Careful project management makes the difference between a web project that leads or bleeds. This was the punchline of a workshop on project management at the Online Revealed e-marketing conference. Save money, time and a good marriage by following these steps:
In a session on web project management, Carson Pierce reiterated the importance of prior planning and spending the needed resources in this all-important phase of the project. This prior planning should flow into a contract between client and web marketer:
- Objective of the site or project
- Measurements to determine success or failure
- Project Scope (including the number and nature of project iterations)
- Who is Responsible for what
- Communications plan: Who talks to whom, when and how?
When the pre-nup is signed and agreed upon, it is shoulder to the wheel to make the project happen:"
- Goals and objectives for the site/project
- Set success criteria for the site/project (set up Google Analytics at the beginning)
- Define the audience (create a personification of the target audience members)
- Competitive analysis
- Development of content plan (who, what, when)
- After receipt of content, modification for usability (SEO and presentation of content).
Here Carson and I may differ - I develop my navigational structure before I touch content.
He proposes a "card sort" method of post-it notes that a test audience intuitively sort on the wall.

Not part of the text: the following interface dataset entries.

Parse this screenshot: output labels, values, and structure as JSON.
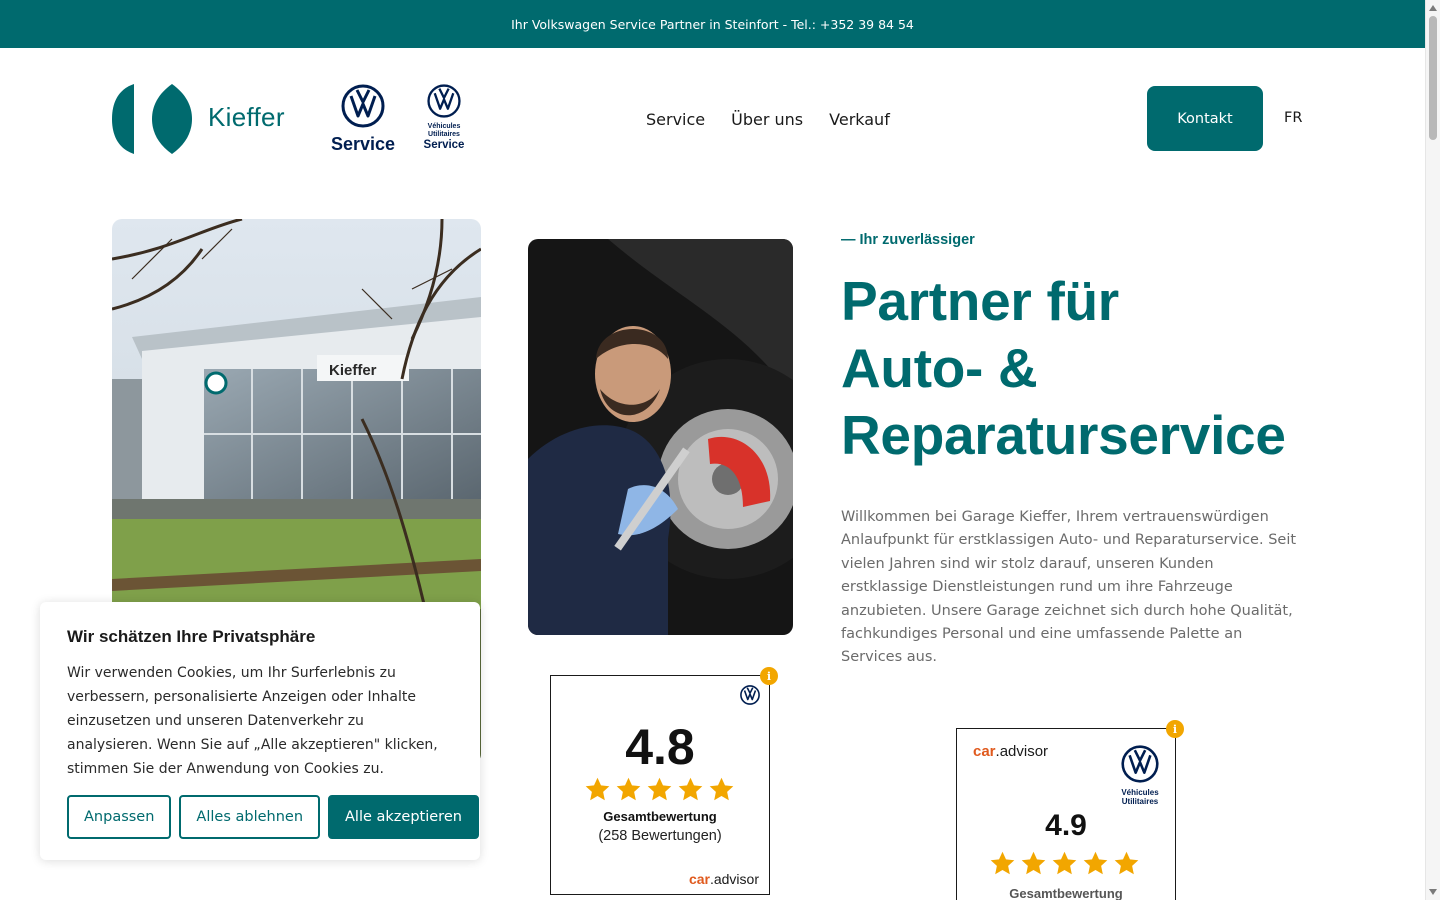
{
  "topbar": {
    "text": "Ihr Volkswagen Service Partner in Steinfort - Tel.: +352 39 84 54"
  },
  "logos": {
    "kieffer": "Kieffer",
    "vw_service_label": "Service",
    "vw_nutz_line1": "Véhicules",
    "vw_nutz_line2": "Utilitaires",
    "vw_nutz_line3": "Service"
  },
  "nav": {
    "items": [
      "Service",
      "Über uns",
      "Verkauf"
    ]
  },
  "header": {
    "contact_label": "Kontakt",
    "lang_label": "FR"
  },
  "hero": {
    "kicker": "— Ihr zuverlässiger",
    "title_line1": "Partner für",
    "title_line2": "Auto- &",
    "title_line3": "Reparaturservice",
    "intro": "Willkommen bei Garage Kieffer, Ihrem vertrauenswürdigen Anlaufpunkt für erstklassigen Auto- und Reparaturservice. Seit vielen Jahren sind wir stolz darauf, unseren Kunden erstklassige Dienstleistungen rund um ihre Fahrzeuge anzubieten. Unsere Garage zeichnet sich durch hohe Qualität, fachkundiges Personal und eine umfassende Palette an Services aus.",
    "building_sign": "Kieffer"
  },
  "rating1": {
    "score": "4.8",
    "stars": 5,
    "label": "Gesamtbewertung",
    "count": "(258 Bewertungen)",
    "brand_car": "car",
    "brand_rest": ".advisor"
  },
  "rating2": {
    "brand_car": "car",
    "brand_rest": ".advisor",
    "vw_line1": "Véhicules",
    "vw_line2": "Utilitaires",
    "score": "4.9",
    "stars": 5,
    "label": "Gesamtbewertung"
  },
  "cookie": {
    "title": "Wir schätzen Ihre Privatsphäre",
    "text": "Wir verwenden Cookies, um Ihr Surferlebnis zu verbessern, personalisierte Anzeigen oder Inhalte einzusetzen und unseren Datenverkehr zu analysieren. Wenn Sie auf „Alle akzeptieren\" klicken, stimmen Sie der Anwendung von Cookies zu.",
    "customize": "Anpassen",
    "reject": "Alles ablehnen",
    "accept": "Alle akzeptieren"
  },
  "colors": {
    "brand": "#006a6e",
    "vw_blue": "#001e50",
    "star": "#f2a600",
    "caradvisor": "#e05a1e"
  },
  "icons": {
    "info": "info-icon",
    "star": "star-icon",
    "vw": "vw-logo-icon"
  }
}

He made the sensible suggestion of developing only one design (only one will be used anyway) but to make it GOOD! Do a mood board with colour schemes, imagery and other liked sites.
Do a "wire frame" that indicates to the designer where objects need to be placed.
5. Building the site
This is the web developers work and responsibility to work to web and accessibility standards.
- Test navigation with users upfront.
- Developer testing: does it work and meet the specifications of the project brief?
- Proofread all text!
- User testing: Are goals met? Does it work they way you wanted it?
Carson's comment reinforces what experience has taught me too: Leave enough time for testing.
Create launch plan upfront (SEO, Media, online promotion, check statistics)
Hopefully the site has a Content Management System (CMS) and will simplify ongoing maintenance. The site needs ongoing maintenance: plan for it and work at it.